Those not-dying-chickens-on-unicycles were both of the strong British contingent that’s come forward this week, and both of them, Selina Milnes’s Gelmer and Izzy Taylor’s Happy Days (truly, WHAT ARE THOSE) were accepted upon re-presentation. One further horse, James Avery’s debutant MBF Connection, was asked to trot a second time but not held. And then, I guess, some other people and some other horses fannied about on the trot strip; I don’t know, it felt like we were there for hours and I’ve been having to wring my sleeves out ever since. Can confirm, though, that all 55 are accepted. What more do you want from me?!
Just kidding. Kind of. We’re all delighted to be here, really, even if the south of France is meant to be much sunnier than this. Pau is a firm favourite, not just in my own and EN’s calendar, but in the calendar of the riders it attracts: it’s got a much more laidback end-of-season feel than the pomp and circumstance of the ‘big ones’, and it’s much more compact, too, with the lorry park and schooling area abutting the public food and trade village, which means that everyone intermingles with everyone else, and it’s just really quite nice, you know? It’s also an event that’s chock full of all the bonkers bonuses we all really, truly desire: pint-sized middle-aged Frenchmen in horse costumes, an inexplicable leather-clad horse dominatrix that wanders around, propositioning children, a horseball tournament, for some reason, and something new this year that keeps landing in my inbox with excitable headlines telling me to check out the ‘PONEY DERBY!!!’ that’ll take place in the main arena. Sure! I have no idea what’s happening! Sign me up! I’m still recovering from the bout of ennui that hit me when I realised that they’re not also hosting combined driving again this year, as they ordinarily do, because nothing thrills me more than seeing carriage horses and eventers do a lap of honour together, but I’ll survive — and more importantly, so will our competitors, this year.
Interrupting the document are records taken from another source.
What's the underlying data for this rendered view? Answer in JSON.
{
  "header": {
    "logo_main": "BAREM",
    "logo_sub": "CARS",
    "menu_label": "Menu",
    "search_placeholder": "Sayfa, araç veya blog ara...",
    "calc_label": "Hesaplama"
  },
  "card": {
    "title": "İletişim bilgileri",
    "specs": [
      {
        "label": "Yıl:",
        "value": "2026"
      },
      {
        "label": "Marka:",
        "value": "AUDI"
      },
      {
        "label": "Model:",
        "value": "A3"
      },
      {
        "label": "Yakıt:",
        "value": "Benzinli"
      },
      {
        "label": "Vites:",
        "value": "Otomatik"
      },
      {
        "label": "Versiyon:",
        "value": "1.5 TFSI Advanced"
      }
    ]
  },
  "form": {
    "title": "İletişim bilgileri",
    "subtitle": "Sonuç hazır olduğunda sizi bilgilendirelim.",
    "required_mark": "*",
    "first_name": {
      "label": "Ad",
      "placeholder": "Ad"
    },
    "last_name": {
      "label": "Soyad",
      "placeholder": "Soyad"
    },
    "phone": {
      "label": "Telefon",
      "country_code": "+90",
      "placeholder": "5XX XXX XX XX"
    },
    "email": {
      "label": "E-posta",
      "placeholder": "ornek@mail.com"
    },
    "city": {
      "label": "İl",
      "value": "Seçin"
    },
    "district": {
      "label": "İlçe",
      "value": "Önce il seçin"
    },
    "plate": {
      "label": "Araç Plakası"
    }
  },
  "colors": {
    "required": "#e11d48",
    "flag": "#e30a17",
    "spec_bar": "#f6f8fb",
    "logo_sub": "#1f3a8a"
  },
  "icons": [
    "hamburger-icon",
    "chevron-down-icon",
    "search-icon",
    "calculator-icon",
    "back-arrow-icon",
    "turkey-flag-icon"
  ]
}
Dressage will begin this afternoon at 2.30 p.m. local time/1.30 p.m. BST/8.30 a.m. EST, with New Zealand double-hander Jesse Campbell first in the ring aboard his debutant, Cooley Lafitte. We’ll see nineteen horses and riders in total today, though none of our small but might US contingent — and you won’t want to miss this spicy first batch, which includes France’s Gaspard Maksud and Zaragoza, who were sixth at the World Championships last year, team bronze medallists Jonelle Price and McClaren, and Piggy March and the former Nicola Wilson ride Coolparks Sarco. You can check out the times in full here, and tune in via Horse&Country TV to catch all the action — a viewing mode I highly recommend, because it’s going to dump 30ml of rainfall on us in exactly the scheduled time period that dressage will be underway, according to H&H snapper Peter Nixon. So that’s fun. Wish me luck. Wish us all luck. Go Eventing. Or swimming. And in the meantime, catch up on everything that you need to know with our packed form guide. It’s dry in there.